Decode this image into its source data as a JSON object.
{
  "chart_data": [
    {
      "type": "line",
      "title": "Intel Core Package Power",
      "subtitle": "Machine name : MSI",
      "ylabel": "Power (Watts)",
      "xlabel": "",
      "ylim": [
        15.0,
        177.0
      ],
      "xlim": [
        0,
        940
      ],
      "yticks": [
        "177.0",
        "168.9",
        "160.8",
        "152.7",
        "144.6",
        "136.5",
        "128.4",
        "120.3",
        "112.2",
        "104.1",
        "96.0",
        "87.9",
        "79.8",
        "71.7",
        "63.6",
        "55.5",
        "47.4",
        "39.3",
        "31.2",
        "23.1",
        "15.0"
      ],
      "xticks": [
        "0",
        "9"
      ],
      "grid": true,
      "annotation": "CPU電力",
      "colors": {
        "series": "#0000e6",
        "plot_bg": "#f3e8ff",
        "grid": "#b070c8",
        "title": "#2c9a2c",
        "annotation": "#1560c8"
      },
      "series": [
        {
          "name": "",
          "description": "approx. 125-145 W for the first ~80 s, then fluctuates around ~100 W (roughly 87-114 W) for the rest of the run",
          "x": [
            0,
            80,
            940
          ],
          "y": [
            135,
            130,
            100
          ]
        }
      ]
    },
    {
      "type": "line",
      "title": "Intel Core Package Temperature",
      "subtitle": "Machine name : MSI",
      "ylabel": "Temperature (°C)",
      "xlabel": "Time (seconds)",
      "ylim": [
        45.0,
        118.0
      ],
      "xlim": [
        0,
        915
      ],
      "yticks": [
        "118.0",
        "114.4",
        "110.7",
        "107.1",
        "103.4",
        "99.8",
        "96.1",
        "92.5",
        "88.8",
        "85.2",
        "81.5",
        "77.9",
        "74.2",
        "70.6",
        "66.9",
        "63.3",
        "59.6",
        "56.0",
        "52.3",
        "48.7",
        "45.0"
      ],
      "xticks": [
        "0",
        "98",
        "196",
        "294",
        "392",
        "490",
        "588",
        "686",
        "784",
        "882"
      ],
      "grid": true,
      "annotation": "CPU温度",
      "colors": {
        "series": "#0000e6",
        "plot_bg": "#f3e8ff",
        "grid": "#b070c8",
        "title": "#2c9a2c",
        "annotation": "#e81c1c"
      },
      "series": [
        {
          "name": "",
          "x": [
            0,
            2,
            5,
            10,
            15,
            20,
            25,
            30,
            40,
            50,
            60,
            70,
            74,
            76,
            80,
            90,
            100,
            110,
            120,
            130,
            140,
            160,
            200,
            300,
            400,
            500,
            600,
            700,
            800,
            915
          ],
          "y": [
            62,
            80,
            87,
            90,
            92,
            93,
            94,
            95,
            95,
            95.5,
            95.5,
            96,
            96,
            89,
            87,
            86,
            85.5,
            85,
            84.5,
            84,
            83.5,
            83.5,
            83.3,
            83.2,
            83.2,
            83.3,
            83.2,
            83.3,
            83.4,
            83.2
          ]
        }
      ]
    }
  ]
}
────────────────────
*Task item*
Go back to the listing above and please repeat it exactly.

*Solution for this exercise*
Decode this image into its source data as a JSON object.
{
  "chart_data": [
    {
      "type": "line",
      "title": "Intel Core Package Power",
      "subtitle": "Machine name : MSI",
      "ylabel": "Power (Watts)",
      "xlabel": "",
      "ylim": [
        15.0,
        177.0
      ],
      "xlim": [
        0,
        940
      ],
      "yticks": [
        "177.0",
        "168.9",
        "160.8",
        "152.7",
        "144.6",
        "136.5",
        "128.4",
        "120.3",
        "112.2",
        "104.1",
        "96.0",
        "87.9",
        "79.8",
        "71.7",
        "63.6",
        "55.5",
        "47.4",
        "39.3",
        "31.2",
        "23.1",
        "15.0"
      ],
      "xticks": [
        "0",
        "9"
      ],
      "grid": true,
      "annotation": "CPU電力",
      "colors": {
        "series": "#0000e6",
        "plot_bg": "#f3e8ff",
        "grid": "#b070c8",
        "title": "#2c9a2c",
        "annotation": "#1560c8"
      },
      "series": [
        {
          "name": "",
          "description": "approx. 125-145 W for the first ~80 s, then fluctuates around ~100 W (roughly 87-114 W) for the rest of the run",
          "x": [
            0,
            80,
            940
          ],
          "y": [
            135,
            130,
            100
          ]
        }
      ]
    },
    {
      "type": "line",
      "title": "Intel Core Package Temperature",
      "subtitle": "Machine name : MSI",
      "ylabel": "Temperature (°C)",
      "xlabel": "Time (seconds)",
      "ylim": [
        45.0,
        118.0
      ],
      "xlim": [
        0,
        915
      ],
      "yticks": [
        "118.0",
        "114.4",
        "110.7",
        "107.1",
        "103.4",
        "99.8",
        "96.1",
        "92.5",
        "88.8",
        "85.2",
        "81.5",
        "77.9",
        "74.2",
        "70.6",
        "66.9",
        "63.3",
        "59.6",
        "56.0",
        "52.3",
        "48.7",
        "45.0"
      ],
      "xticks": [
        "0",
        "98",
        "196",
        "294",
        "392",
        "490",
        "588",
        "686",
        "784",
        "882"
      ],
      "grid": true,
      "annotation": "CPU温度",
      "colors": {
        "series": "#0000e6",
        "plot_bg": "#f3e8ff",
        "grid": "#b070c8",
        "title": "#2c9a2c",
        "annotation": "#e81c1c"
      },
      "series": [
        {
          "name": "",
          "x": [
            0,
            2,
            5,
            10,
            15,
            20,
            25,
            30,
            40,
            50,
            60,
            70,
            74,
            76,
            80,
            90,
            100,
            110,
            120,
            130,
            140,
            160,
            200,
            300,
            400,
            500,
            600,
            700,
            800,
            915
          ],
          "y": [
            62,
            80,
            87,
            90,
            92,
            93,
            94,
            95,
            95,
            95.5,
            95.5,
            96,
            96,
            89,
            87,
            86,
            85.5,
            85,
            84.5,
            84,
            83.5,
            83.5,
            83.3,
            83.2,
            83.2,
            83.3,
            83.2,
            83.3,
            83.4,
            83.2
          ]
        }
      ]
    }
  ]
}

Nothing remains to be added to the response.